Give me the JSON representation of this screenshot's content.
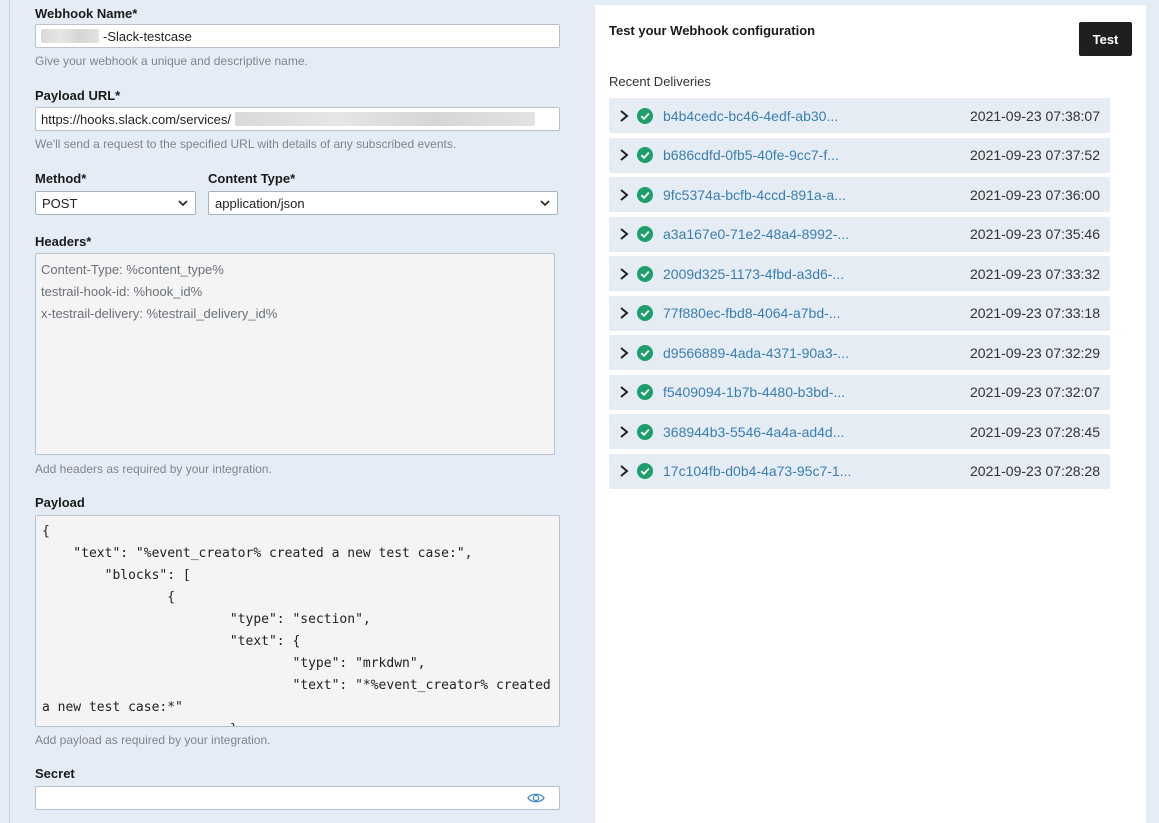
{
  "form": {
    "webhook_name": {
      "label": "Webhook Name*",
      "value": "-Slack-testcase",
      "help": "Give your webhook a unique and descriptive name."
    },
    "payload_url": {
      "label": "Payload URL*",
      "value": "https://hooks.slack.com/services/",
      "help": "We'll send a request to the specified URL with details of any subscribed events."
    },
    "method": {
      "label": "Method*",
      "value": "POST"
    },
    "content_type": {
      "label": "Content Type*",
      "value": "application/json"
    },
    "headers": {
      "label": "Headers*",
      "lines": [
        "Content-Type: %content_type%",
        "testrail-hook-id: %hook_id%",
        "x-testrail-delivery: %testrail_delivery_id%"
      ],
      "help": "Add headers as required by your integration."
    },
    "payload": {
      "label": "Payload",
      "text": "{\n    \"text\": \"%event_creator% created a new test case:\",\n        \"blocks\": [\n                {\n                        \"type\": \"section\",\n                        \"text\": {\n                                \"type\": \"mrkdwn\",\n                                \"text\": \"*%event_creator% created\na new test case:*\"\n                        },",
      "help": "Add payload as required by your integration."
    },
    "secret": {
      "label": "Secret",
      "value": ""
    }
  },
  "panel": {
    "title": "Test your Webhook configuration",
    "test_button": "Test",
    "recent_label": "Recent Deliveries",
    "deliveries": [
      {
        "id": "b4b4cedc-bc46-4edf-ab30...",
        "time": "2021-09-23 07:38:07"
      },
      {
        "id": "b686cdfd-0fb5-40fe-9cc7-f...",
        "time": "2021-09-23 07:37:52"
      },
      {
        "id": "9fc5374a-bcfb-4ccd-891a-a...",
        "time": "2021-09-23 07:36:00"
      },
      {
        "id": "a3a167e0-71e2-48a4-8992-...",
        "time": "2021-09-23 07:35:46"
      },
      {
        "id": "2009d325-1173-4fbd-a3d6-...",
        "time": "2021-09-23 07:33:32"
      },
      {
        "id": "77f880ec-fbd8-4064-a7bd-...",
        "time": "2021-09-23 07:33:18"
      },
      {
        "id": "d9566889-4ada-4371-90a3-...",
        "time": "2021-09-23 07:32:29"
      },
      {
        "id": "f5409094-1b7b-4480-b3bd-...",
        "time": "2021-09-23 07:32:07"
      },
      {
        "id": "368944b3-5546-4a4a-ad4d...",
        "time": "2021-09-23 07:28:45"
      },
      {
        "id": "17c104fb-d0b4-4a73-95c7-1...",
        "time": "2021-09-23 07:28:28"
      }
    ],
    "status_color": "#1e9e6a",
    "link_color": "#3a7fb0"
  },
  "icons": {
    "expand": "chevron-right-icon",
    "status": "check-circle-icon",
    "reveal": "eye-icon",
    "dropdown": "chevron-down-icon"
  }
}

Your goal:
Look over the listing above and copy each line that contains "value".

Solution for this exercise:
      "value": "-Slack-testcase",
      "value": "https://hooks.slack.com/services/",
      "value": "POST"
      "value": "application/json"
      "value": ""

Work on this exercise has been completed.